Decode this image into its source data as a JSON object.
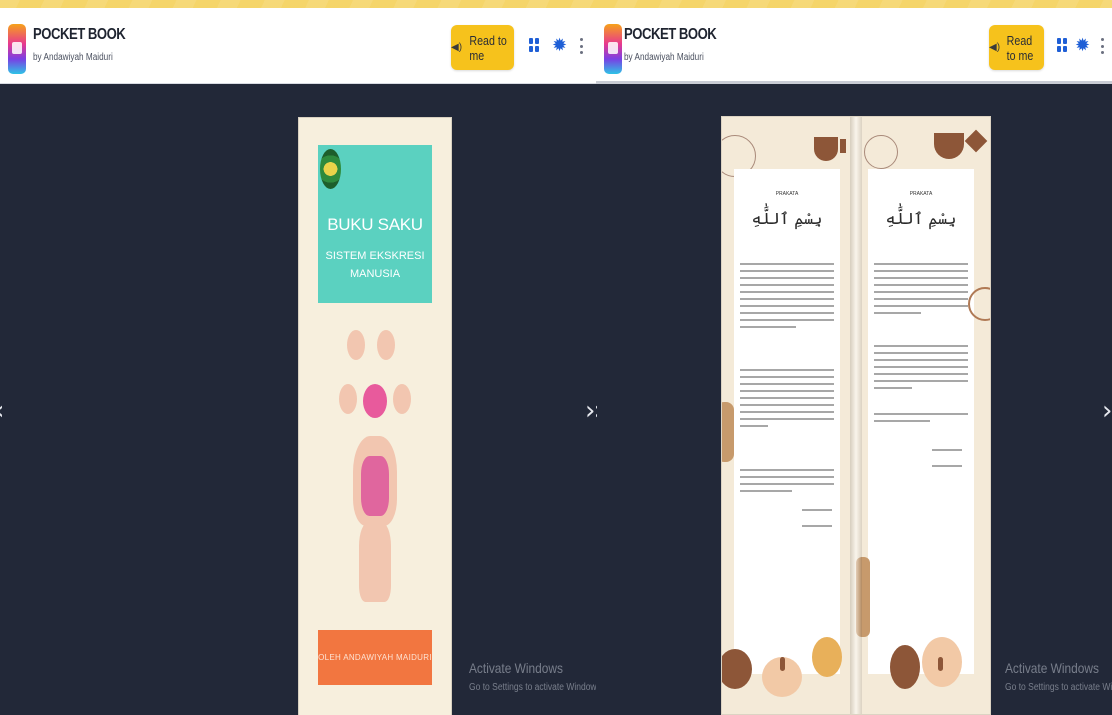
{
  "app": {
    "title": "POCKET BOOK",
    "author": "by Andawiyah Maiduri",
    "read_label": "Read to me"
  },
  "right_app": {
    "title": "POCKET BOOK",
    "author": "by Andawiyah Maiduri",
    "read_label": "Read to me"
  },
  "cover": {
    "title": "BUKU SAKU",
    "subtitle": "SISTEM EKSKRESI MANUSIA",
    "footer": "OLEH ANDAWIYAH MAIDURI"
  },
  "book": {
    "left_heading": "PRAKATA",
    "right_heading": "PRAKATA",
    "bismillah": "بِسْمِ ٱللَّٰهِ"
  },
  "nav": {
    "prev_glyph": "‹",
    "next_glyph": "›"
  },
  "watermark": {
    "line1": "Activate Windows",
    "line2": "Go to Settings to activate Windows."
  },
  "icons": [
    "app-logo-icon",
    "speaker-icon",
    "grid-icon",
    "gear-icon",
    "kebab-menu-icon",
    "chevron-left-icon",
    "chevron-right-icon"
  ],
  "colors": {
    "accent": "#f6c21c",
    "reader_bg": "#222838",
    "cover_teal": "#5bd1c0",
    "cover_orange": "#f27640",
    "icon_blue": "#1f5fd6"
  }
}
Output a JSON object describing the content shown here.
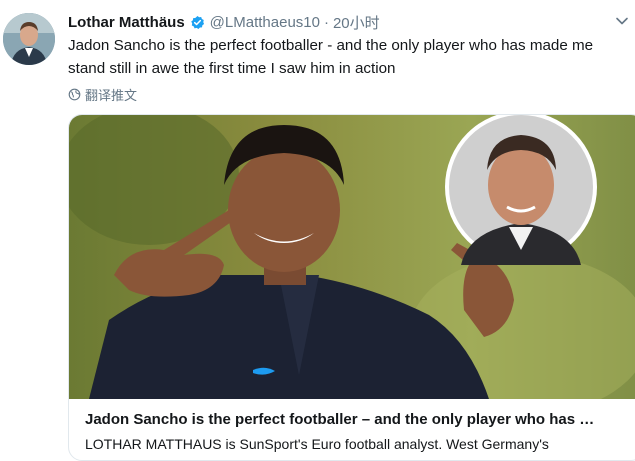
{
  "tweet": {
    "author_name": "Lothar Matthäus",
    "handle": "@LMatthaeus10",
    "separator": "·",
    "time": "20小时",
    "text": "Jadon Sancho is the perfect footballer - and the only player who has made me stand still in awe the first time I saw him in action",
    "translate_label": "翻译推文"
  },
  "card": {
    "title": "Jadon Sancho is the perfect footballer – and the only player who has …",
    "description": "LOTHAR MATTHAUS is SunSport's Euro football analyst. West Germany's"
  },
  "colors": {
    "verified": "#1da1f2",
    "secondary_text": "#657786",
    "border": "#e1e8ed"
  },
  "icons": {
    "verified": "verified-badge-icon",
    "caret": "chevron-down-icon",
    "translate": "globe-icon"
  }
}
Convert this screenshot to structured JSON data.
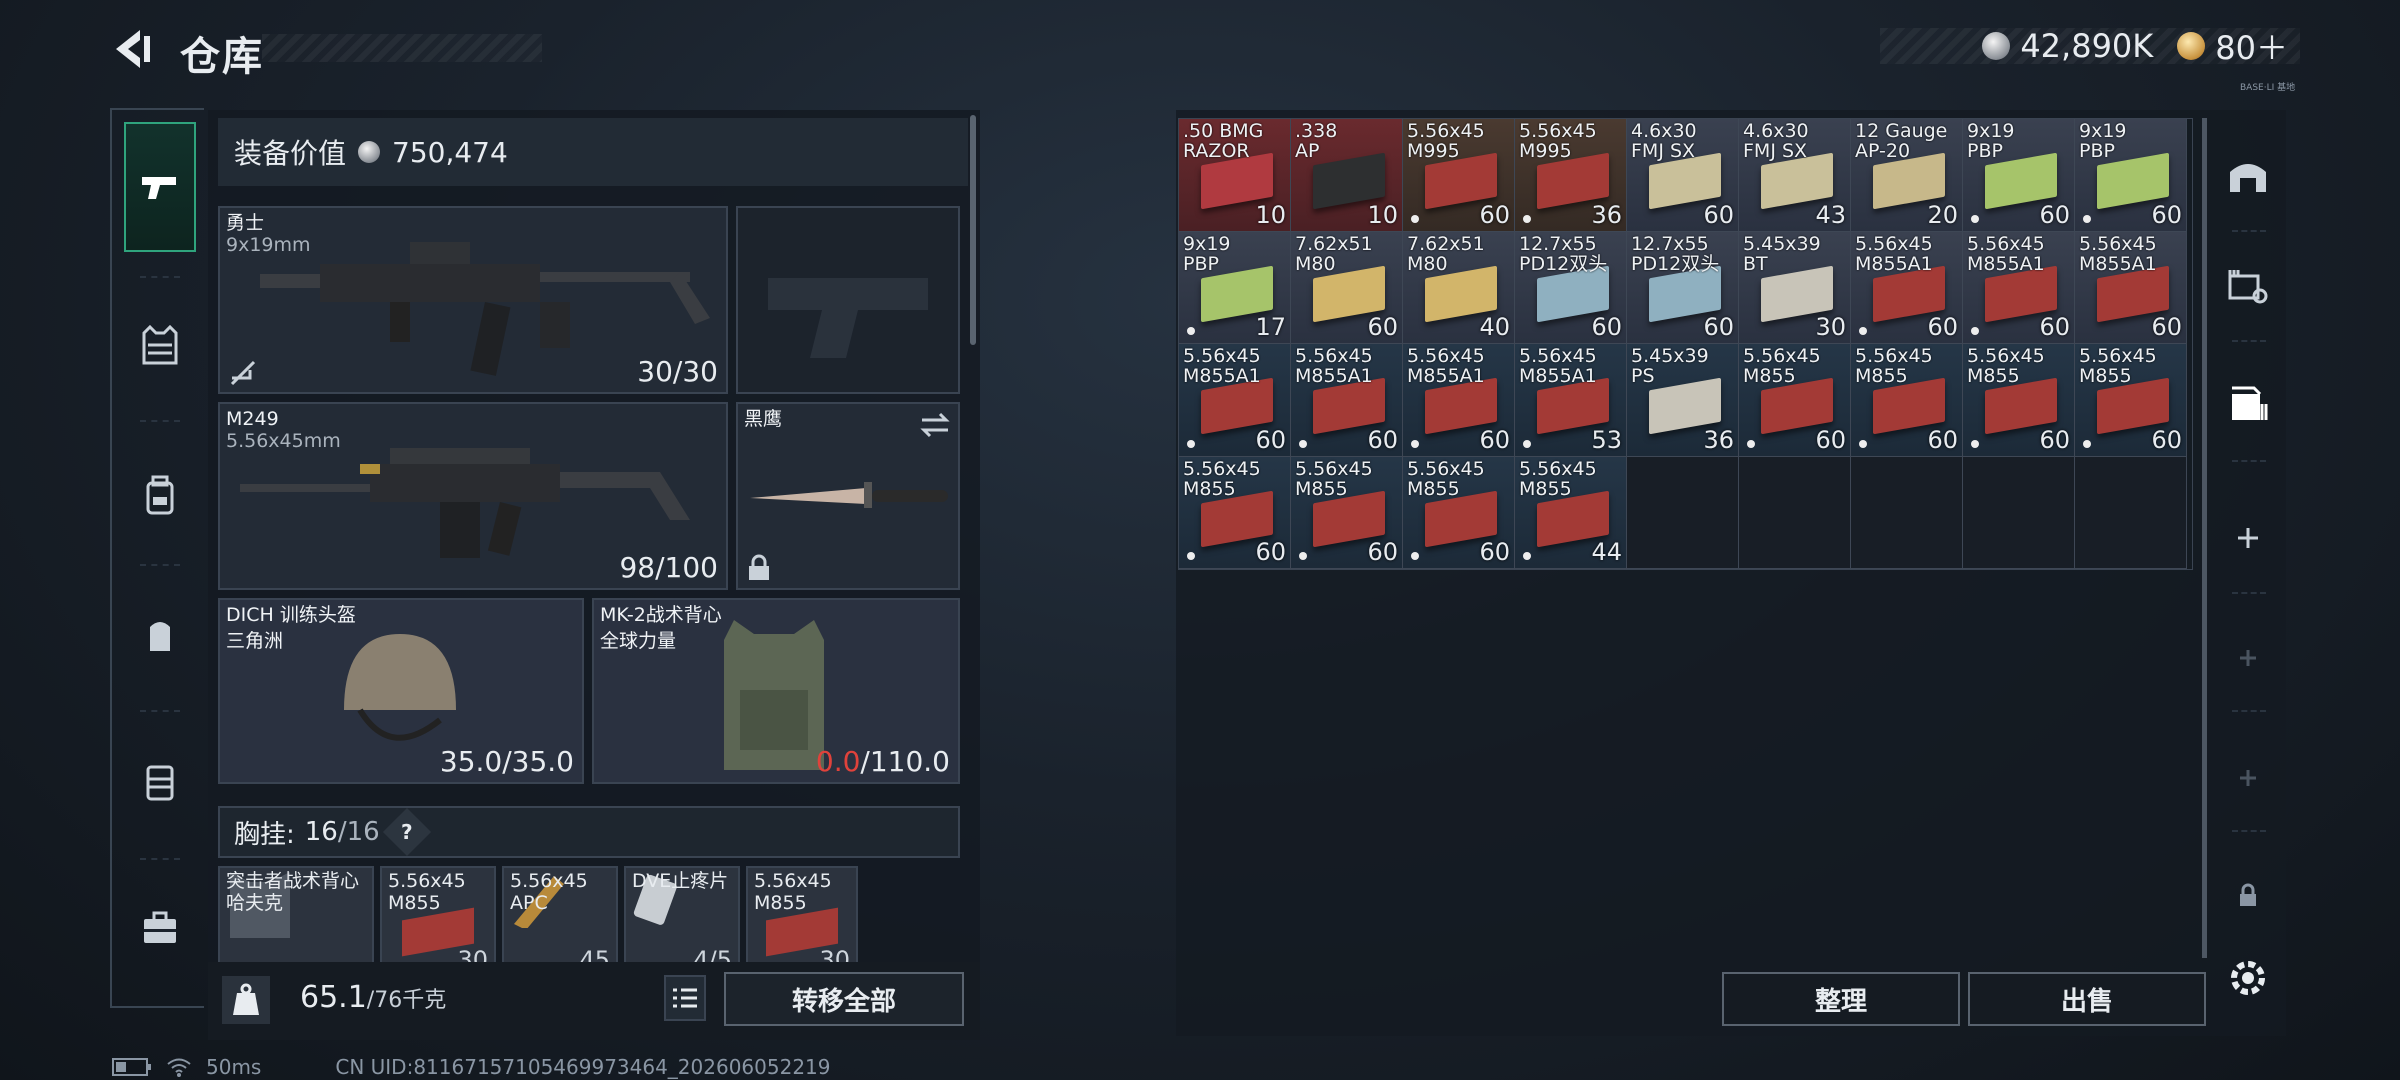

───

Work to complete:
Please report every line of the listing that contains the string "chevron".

Output:
    "chevron-left-icon",
    "chevron-right-icon"
    "caret": "chevron-down-icon",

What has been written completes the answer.